Well, it’s not really one of his theories. It’s something that is attributed to him – that the definition of insanity is doing the same thing over and over and expecting a different result.
Thinking of this made me reflect on my career in examinations. What does the school exam world look like now compared with 1983 when I started? Specifications and not syllabuses – but the same thing …. no change. Paper and pen exams…. no change. Rows of desks …. no change. Papers sent to centres for safe keeping …. no change.
Ah … papers sent to centres for safe keeping. I feel for Edexcel. All that work in putting together a paper, production, distribution, training of markers….. all gone to waste. If anyone who has been in this sector for as long as I have has not had this happen to them, then they have led a charmed life. Well done Edexcel for prompt action anyway.
So, back to Einstein. A system is as only as good as a system can be. Whilst there have been many improvements in the exams system in my time (and I was part of the scene putting in place script scanning and on-screen marking) so much has stayed the same. True, the internet, clever CRM and processing capacity has taken much of the paper from administration. Back-office work is more efficient and effective – lots of quality checking and auditing in place. But, at the front-end people are still involved. That is the loose factor that cannot be controlled when all is said and done. One person, a pair of scissors and smart phone and …. wham! Newspaper time.
Ofqual have committed to reviewing the system – and all credit to them for saying so. They could say nothing else. But, also, good luck. As a system cannot be improved beyond a certain point without significant change. To effect the change required will need a paradigm shift, not tinkering. That will require vision, commitment, innovation, political support and long-term funding. Institutions may be shaken. People will have to do different things. Risk is involved. Not to do so is to play with that definition of insanity.
Talking of risk, the Governments own ETAG Report (Education Technology Action Group) produced in 2015 said “the greatest risk, the most reckless course, lies in trying nothing new” – in relation to the use of technology in education.
Given that the report was requested by Ministers in 2014, it seems a poor reflection on the state of affairs now that nothing has been done in relation to the recommendations (at least, that I can establish – if you know better, please respond with a comment). We are the poorer as a result and upsets in the current system continue to occur.
Countries such as France, Luxembourg, Italy and Portugal (known as the FLIP group – not quite sure why) have worked together to embed electronic assessment into their national testing regime.

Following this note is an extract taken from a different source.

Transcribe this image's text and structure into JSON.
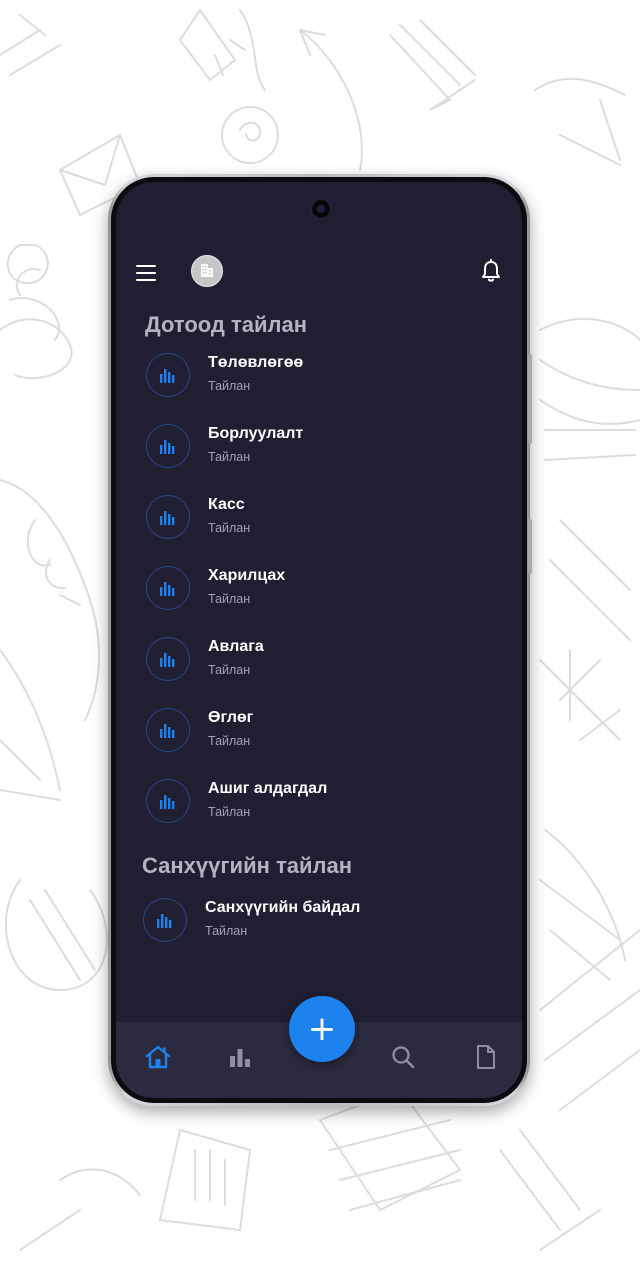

They recognise not only the educational benefits, but also the delivery and security features that reduce the risk of malpractice considerably. They are prepared to push the boundaries and take risks – in a managed way. True, this is happening in national tests in the UK but not in any significant way with GCSE and A‑level examinations. Supposed reasons for stagnation such as infrastructure, lack of appropriate devices and robustness of systems really cut no ice now. Technology is not the blocker. Lack of will is.
If Ofqual conclude that everyone in the system must ‘try harder’ – and I cannot see that anything else can be said – it will be a nugatory exercise. Brave people are needed now, if malpractice of this kind is to be stopped. If not, it will happen again. It’s just a question of time.